Wrong,’ Kevin said. ’ Fat said. ’ ‘Kevin’s got the corpse now,’ David said. ‘To hold up. That was the whole point of the cat’s existence. ’ ‘God did,’ Kevin said. ‘So God created a refutation of his own goodness,’ Sherri said. ’ ‘God is stupid,’ Kevin said. ‘We have a stupid deity. ’ ‘You just need two cats,’ Kevin said. ’ But he could obviously see where she was leading him. ‘It takes –’ He paused, grinning. ’ Sherri said. ’ Sherri said. ‘They –’ Again Kevin hesitated. ‘They are their purpose.
He did not know his own life was on the line. This was 1971. In 1972 he would be up north in Vancouver, British Columbia, involved in trying to kill himself, alone, poor and scared, in a foreign city. Right now he was spared that knowledge. All he wanted to do was coax Gloria up to Marin County so he could help her. One of God’s greatest mercies is that he keeps us perpetually occluded. In 1976, totally crazy with grief, Horselover Fat would slit his wrist (the Vancouver suicide attempt having failed), take forty-nine tablets of high-grade digitalis, and sit in a closed garage with his car motor running-and fail there, too.

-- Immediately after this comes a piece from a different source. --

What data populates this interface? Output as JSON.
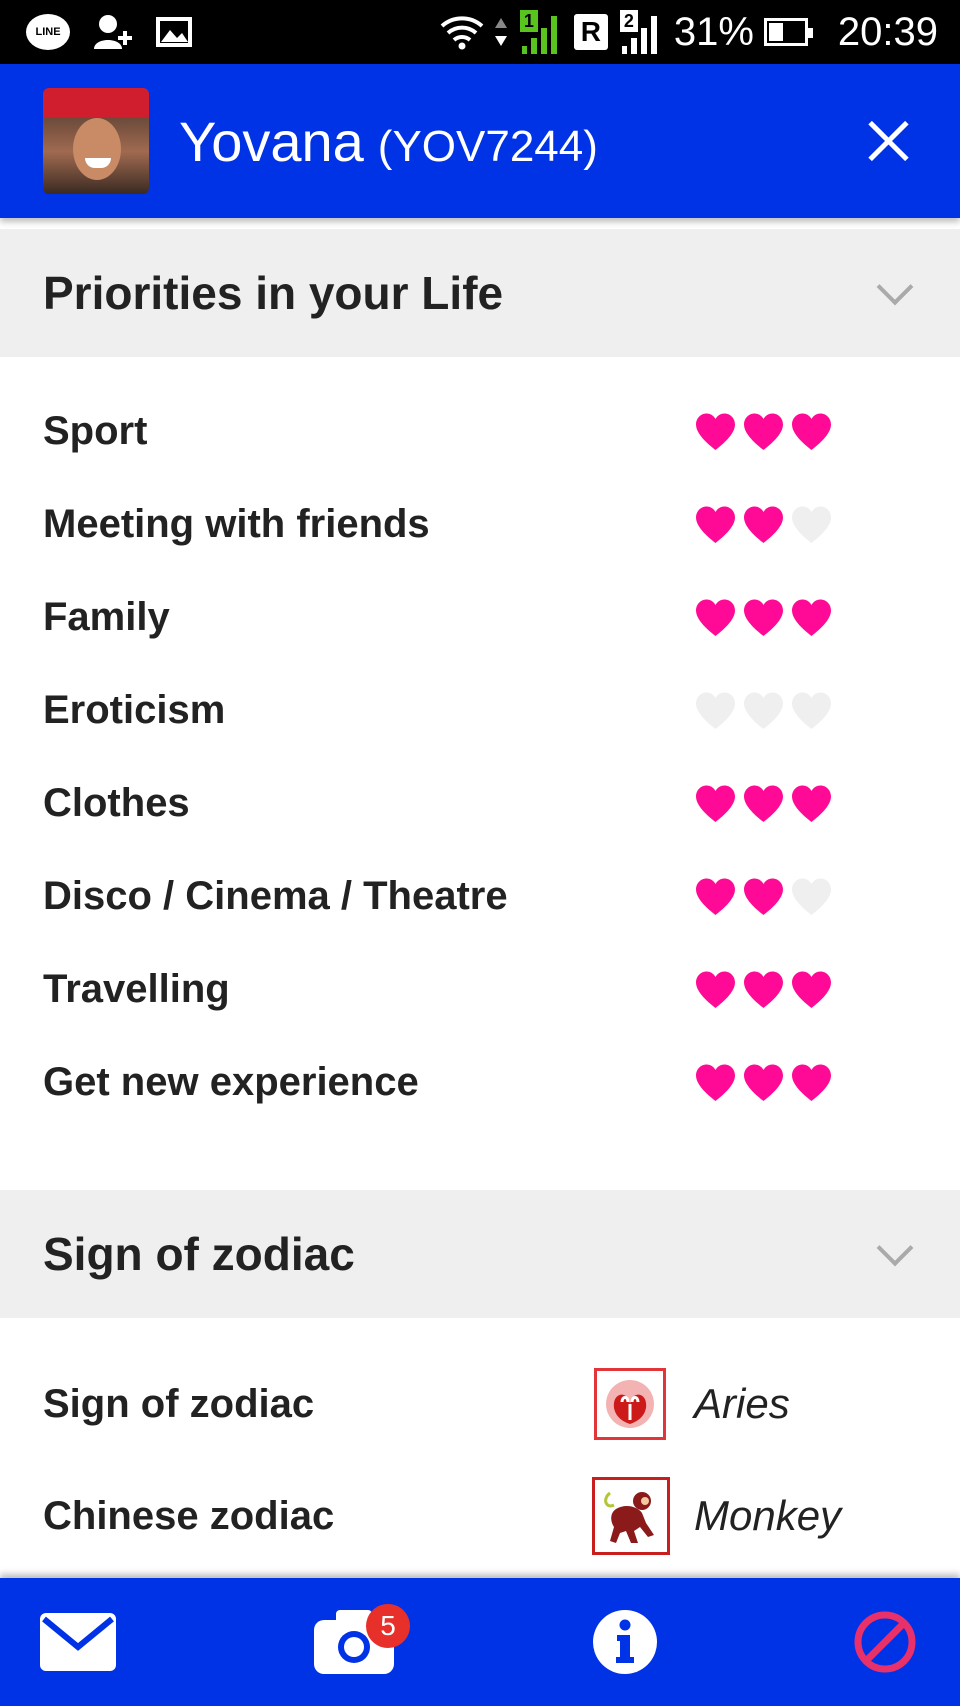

This issue had now passed over into Horselover Fat’s theological world as a problem for us – his friends – to field. It would have been simple to tie the two together in Fat’s case: the dope he did during the Sixties had pickled his head on into the Seventies. If I could have arranged it so that I could think so, I would have; I like solutions that answer a variety of problems simultaneously. But I really couldn’t think so. Fat hadn’t done psychedelics, at least not to any real extent. Once, in 1964, when Sandoz LSD-25 could still be acquired – especially in Berkeley – Fat had dropped one huge hit of it and had abreacted back in time or had shot forward in time or up outside of time; anyhow he had spoken in Latin and believed that the Dies Irae, the Day of Wrath, had come.